In the evening we went to a village that Sylvi saw on the internet. Gamcheon Village looks like what if someone dropped a bucket of those big pastel mega blocks on a green velvet rug. Houses every color of the sunrise stack crookedly into a hillside, lining both sides of the valley and spilling out into the harbor.
Over the years hooligans spray painted murals along the alley walls, which were eventually deemed a work of art by the Korean Tourism Organization. The village is now an official tourist destination with explanative signs (with google translation English).
There’s people actually living in these homes and have to deal with not only domestic but foreign tourists wandering their streets. But, judging by the number of cute coffee shops, I think Gamcheon Village has financially benefitted from the rise in status and perhaps have a love-hate relationship with their title.
After wandering the alleys and getting only a little lost, we wandered back to the bus stop and watched the sun drop over the hill, changing the house colors like the Lo-fi filter. The minutes passed and as night fell, the lights came on one by one until the hill looked like dozens of stars. Just another surprisingly magical moment I’ve had since I’ve lived in Korea.
We headed back to Busan station to catch our 11:10pm slow train back to Suwon. We took a small break at Paris Baguette to charge our phones, where Maria, Silvia, and Sylvi appeared with yet another cake with candles and a happy birthday reprise, because there “weren’t any pictures from the first time.”
I have some good friends.
I expected the 5 hour train ride home to be uneventful, but turns out my Busan Birthday had one more adventure in store. We heard an announcement about the norabang being open until such-and-such hour. A norabang? On a train?
This must be investigated.
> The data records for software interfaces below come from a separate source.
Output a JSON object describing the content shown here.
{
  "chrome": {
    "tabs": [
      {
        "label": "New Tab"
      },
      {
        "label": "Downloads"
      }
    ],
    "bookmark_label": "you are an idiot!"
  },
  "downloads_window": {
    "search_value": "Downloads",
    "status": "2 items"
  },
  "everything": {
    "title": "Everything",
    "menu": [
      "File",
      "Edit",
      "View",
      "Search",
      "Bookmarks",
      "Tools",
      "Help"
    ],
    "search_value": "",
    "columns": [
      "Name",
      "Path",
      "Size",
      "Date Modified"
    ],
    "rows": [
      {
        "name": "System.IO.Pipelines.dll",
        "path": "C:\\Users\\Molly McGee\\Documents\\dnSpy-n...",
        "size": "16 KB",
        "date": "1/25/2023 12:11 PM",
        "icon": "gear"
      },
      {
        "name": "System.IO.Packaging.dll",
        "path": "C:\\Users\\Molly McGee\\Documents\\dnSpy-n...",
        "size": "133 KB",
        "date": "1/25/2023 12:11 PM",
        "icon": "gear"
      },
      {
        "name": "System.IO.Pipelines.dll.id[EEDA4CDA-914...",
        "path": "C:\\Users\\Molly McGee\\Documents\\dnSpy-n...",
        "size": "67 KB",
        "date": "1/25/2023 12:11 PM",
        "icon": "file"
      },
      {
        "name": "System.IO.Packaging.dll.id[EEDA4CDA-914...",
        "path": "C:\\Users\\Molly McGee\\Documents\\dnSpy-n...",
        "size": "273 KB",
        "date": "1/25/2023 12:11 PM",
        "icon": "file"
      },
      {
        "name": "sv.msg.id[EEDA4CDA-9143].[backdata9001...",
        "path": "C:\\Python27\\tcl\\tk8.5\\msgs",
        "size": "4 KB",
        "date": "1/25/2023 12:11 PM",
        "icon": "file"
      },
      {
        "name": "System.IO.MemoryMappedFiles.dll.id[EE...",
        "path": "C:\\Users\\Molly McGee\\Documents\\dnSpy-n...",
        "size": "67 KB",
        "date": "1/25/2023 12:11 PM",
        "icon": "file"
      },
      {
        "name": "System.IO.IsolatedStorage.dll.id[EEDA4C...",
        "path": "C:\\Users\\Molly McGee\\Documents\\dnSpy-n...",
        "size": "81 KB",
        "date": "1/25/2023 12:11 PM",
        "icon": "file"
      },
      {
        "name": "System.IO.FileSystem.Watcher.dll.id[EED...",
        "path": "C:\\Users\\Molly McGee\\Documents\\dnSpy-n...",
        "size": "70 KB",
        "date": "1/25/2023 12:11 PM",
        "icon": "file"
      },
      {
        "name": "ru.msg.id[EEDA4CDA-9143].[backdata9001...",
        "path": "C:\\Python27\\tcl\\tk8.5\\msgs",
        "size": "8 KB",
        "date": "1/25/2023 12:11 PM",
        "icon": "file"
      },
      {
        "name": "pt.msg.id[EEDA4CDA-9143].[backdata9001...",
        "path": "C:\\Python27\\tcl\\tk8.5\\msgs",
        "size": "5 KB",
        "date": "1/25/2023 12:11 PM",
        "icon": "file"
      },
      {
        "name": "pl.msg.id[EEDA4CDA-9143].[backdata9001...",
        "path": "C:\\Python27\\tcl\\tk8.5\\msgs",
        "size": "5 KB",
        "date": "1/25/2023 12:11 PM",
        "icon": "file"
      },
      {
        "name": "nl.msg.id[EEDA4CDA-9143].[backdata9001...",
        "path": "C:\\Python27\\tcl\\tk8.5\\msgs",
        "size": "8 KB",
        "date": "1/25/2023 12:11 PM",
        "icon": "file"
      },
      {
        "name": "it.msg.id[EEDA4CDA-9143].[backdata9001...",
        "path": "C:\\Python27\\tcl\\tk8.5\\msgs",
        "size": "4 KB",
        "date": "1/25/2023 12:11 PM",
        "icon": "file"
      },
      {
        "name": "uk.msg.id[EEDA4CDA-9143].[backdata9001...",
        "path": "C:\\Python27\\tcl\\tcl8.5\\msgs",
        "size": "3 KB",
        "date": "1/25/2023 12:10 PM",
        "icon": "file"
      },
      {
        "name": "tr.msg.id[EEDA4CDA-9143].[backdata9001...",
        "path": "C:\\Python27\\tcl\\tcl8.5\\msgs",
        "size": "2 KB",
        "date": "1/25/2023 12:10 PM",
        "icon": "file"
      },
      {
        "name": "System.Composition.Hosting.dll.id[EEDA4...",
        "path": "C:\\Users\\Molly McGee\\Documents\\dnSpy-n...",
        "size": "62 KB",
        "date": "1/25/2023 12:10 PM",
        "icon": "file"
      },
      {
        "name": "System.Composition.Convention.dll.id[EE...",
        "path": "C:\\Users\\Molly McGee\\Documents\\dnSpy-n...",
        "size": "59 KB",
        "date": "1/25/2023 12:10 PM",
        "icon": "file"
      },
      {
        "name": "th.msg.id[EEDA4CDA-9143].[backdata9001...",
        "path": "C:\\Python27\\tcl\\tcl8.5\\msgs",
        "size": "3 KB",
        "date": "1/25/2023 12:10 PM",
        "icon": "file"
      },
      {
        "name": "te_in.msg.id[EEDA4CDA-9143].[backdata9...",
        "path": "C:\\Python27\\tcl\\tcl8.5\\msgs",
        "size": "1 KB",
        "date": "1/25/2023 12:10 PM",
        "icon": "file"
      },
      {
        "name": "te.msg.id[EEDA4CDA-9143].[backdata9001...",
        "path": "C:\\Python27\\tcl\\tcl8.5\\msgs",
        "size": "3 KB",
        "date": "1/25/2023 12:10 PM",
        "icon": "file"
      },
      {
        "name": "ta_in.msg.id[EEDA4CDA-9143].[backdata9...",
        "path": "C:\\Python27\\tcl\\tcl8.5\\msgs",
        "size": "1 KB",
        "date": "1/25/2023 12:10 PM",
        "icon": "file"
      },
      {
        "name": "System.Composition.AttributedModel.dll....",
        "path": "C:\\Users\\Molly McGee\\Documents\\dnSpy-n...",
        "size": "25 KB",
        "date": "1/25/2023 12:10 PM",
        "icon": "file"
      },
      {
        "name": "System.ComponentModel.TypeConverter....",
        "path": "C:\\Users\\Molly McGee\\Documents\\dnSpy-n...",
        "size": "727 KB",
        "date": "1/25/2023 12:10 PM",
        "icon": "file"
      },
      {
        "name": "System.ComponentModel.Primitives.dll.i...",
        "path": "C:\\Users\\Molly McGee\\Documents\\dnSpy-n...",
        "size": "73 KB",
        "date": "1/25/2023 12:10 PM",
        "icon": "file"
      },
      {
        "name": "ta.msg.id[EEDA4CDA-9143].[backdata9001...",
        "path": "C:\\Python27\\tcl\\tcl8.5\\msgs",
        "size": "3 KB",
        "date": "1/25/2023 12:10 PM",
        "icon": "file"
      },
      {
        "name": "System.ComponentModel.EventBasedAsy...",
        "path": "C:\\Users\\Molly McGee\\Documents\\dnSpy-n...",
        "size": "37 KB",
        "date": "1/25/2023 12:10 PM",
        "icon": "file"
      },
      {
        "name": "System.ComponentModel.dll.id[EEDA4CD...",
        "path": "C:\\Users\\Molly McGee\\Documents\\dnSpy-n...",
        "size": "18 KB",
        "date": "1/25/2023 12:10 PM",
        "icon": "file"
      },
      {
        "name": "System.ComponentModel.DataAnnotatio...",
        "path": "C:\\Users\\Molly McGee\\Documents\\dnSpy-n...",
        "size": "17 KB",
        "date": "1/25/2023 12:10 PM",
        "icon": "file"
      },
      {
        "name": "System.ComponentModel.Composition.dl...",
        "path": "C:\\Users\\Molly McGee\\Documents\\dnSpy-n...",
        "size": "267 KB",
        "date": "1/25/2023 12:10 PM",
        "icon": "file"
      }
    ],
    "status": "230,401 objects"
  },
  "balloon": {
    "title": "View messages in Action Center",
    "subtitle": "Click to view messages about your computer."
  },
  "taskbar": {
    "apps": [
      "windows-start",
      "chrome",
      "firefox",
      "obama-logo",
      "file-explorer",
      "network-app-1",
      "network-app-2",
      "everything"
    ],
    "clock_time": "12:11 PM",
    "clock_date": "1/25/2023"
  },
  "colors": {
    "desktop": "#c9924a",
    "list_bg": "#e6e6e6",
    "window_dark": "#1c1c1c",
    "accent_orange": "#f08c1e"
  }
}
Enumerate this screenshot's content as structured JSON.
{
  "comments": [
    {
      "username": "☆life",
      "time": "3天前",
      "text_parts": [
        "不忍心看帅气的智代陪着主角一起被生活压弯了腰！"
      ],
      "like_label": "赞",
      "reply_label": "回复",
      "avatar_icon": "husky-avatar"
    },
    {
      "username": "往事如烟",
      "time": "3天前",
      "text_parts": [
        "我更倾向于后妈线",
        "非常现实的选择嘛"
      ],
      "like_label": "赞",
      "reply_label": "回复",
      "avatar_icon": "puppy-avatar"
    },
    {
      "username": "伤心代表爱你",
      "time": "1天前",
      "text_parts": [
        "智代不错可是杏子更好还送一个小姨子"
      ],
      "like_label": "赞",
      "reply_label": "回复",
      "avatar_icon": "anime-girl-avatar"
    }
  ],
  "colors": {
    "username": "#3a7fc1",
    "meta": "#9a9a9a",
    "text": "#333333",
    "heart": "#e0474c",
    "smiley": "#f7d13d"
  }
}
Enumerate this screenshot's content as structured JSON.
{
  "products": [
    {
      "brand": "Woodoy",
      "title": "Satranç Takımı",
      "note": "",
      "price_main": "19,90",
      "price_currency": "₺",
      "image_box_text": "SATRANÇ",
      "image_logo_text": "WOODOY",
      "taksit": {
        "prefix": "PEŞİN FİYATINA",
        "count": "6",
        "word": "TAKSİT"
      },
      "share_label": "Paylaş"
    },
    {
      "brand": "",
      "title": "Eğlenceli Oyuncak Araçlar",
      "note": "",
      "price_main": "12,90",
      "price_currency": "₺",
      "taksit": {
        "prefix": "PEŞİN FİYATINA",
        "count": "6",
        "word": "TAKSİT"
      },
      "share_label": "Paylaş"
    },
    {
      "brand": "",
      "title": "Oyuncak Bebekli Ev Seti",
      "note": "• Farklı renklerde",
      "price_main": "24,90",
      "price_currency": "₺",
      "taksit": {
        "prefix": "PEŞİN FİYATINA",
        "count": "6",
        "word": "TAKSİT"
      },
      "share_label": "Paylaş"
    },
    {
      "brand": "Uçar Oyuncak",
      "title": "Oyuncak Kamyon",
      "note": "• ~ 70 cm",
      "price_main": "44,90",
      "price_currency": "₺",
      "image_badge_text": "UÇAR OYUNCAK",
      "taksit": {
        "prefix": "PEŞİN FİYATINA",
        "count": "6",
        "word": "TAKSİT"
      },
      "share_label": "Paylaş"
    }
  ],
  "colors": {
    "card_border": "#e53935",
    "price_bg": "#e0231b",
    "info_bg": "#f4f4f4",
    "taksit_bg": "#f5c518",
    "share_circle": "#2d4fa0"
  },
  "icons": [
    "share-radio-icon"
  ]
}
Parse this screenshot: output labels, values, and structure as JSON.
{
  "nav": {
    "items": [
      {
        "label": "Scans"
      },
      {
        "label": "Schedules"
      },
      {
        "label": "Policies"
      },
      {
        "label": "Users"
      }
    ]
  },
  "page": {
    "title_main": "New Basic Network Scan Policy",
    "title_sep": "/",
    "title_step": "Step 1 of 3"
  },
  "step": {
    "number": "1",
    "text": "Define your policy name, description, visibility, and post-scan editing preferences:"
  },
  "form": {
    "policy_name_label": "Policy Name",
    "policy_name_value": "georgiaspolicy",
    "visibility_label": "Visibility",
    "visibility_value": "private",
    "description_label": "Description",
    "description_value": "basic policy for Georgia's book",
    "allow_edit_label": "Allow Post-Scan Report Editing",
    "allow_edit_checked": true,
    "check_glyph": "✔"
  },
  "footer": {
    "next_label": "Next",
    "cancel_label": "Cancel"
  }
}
The four of us crammed into a room smaller than the Trunchbull’s Chokey (minus the spikes) and sang our hearts out to our favorite Korean hits for 30 minutes. Alas, all good things must end. We knew walking out would be slightly shameful seeing as the walls are definitely not soundproof, and we had broken the rules by squeezing four into a two person norabang, only to find that we actually could not open the door. We played with the lock and the hinge for about 60 seconds before Sylvi found the doorknob. On the ground.
Someone sometime had broken off the doorknob and we were officially trapped in a tiny karaoke room. Silvia laughed herself to tears and I took selcas as Sylvi and Maria tried to actually get out. After a few minutes we accepted the fact that we were trapped in a norabang and banged on the opaque porthole window SOS. It was probably one of the funniest situations in my life. It’s like a drama—except for I was with three silly girls instead of three hot males fighting for my attention with extravagant gifts.
Eventually a worker noticed our problem and opened the door from the outside. The four of us spilled out, completely destroying any hopes we had of sneaking out with some of our dignity as Sylvi yelled, “aniyo! aniyo!” and we ran away.
Some restless sleep brought us back to Suwon at 4:30 am, and the 990 bus magically appeared so I didn’t have to take a sketchy cab ride to my box of an apartment. A few hours of sleep and a flooded bathroom later, it was back to my normal life.
24 isn’t supposed to be a big deal. There are no new laws or rules or privileges that exist after when they didn’t before. I don’t know of any novels where the protagonists 24th birthday is a major plot point.
But—I think it may have been for mine.